### Try it:
Each line must appear in the answer exactly as it does in the data.

==== Information provided

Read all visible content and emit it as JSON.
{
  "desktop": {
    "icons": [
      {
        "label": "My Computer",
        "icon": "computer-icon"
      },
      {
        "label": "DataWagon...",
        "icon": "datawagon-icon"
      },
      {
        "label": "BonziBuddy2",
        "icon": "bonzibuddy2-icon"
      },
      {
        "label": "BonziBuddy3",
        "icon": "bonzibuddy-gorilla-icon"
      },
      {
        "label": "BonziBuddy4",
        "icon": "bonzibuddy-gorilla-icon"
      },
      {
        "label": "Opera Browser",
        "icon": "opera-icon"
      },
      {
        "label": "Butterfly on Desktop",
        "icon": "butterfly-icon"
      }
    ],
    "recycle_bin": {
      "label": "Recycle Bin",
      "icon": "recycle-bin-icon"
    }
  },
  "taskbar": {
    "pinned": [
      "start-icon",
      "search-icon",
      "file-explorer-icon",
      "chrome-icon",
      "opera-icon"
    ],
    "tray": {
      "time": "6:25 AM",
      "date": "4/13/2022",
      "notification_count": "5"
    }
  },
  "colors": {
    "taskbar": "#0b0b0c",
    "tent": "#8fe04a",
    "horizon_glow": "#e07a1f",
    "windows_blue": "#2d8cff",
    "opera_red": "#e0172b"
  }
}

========

### Response:
Read all visible content and emit it as JSON.
{
  "desktop": {
    "icons": [
      {
        "label": "My Computer",
        "icon": "computer-icon"
      },
      {
        "label": "DataWagon...",
        "icon": "datawagon-icon"
      },
      {
        "label": "BonziBuddy2",
        "icon": "bonzibuddy2-icon"
      },
      {
        "label": "BonziBuddy3",
        "icon": "bonzibuddy-gorilla-icon"
      },
      {
        "label": "BonziBuddy4",
        "icon": "bonzibuddy-gorilla-icon"
      },
      {
        "label": "Opera Browser",
        "icon": "opera-icon"
      },
      {
        "label": "Butterfly on Desktop",
        "icon": "butterfly-icon"
      }
    ],
    "recycle_bin": {
      "label": "Recycle Bin",
      "icon": "recycle-bin-icon"
    }
  },
  "taskbar": {
    "pinned": [
      "start-icon",
      "search-icon",
      "file-explorer-icon",
      "chrome-icon",
      "opera-icon"
    ],
    "tray": {
      "time": "6:25 AM",
      "date": "4/13/2022",
      "notification_count": "5"
    }
  },
  "colors": {
    "taskbar": "#0b0b0c",
    "tent": "#8fe04a",
    "horizon_glow": "#e07a1f",
    "windows_blue": "#2d8cff",
    "opera_red": "#e0172b"
  }
}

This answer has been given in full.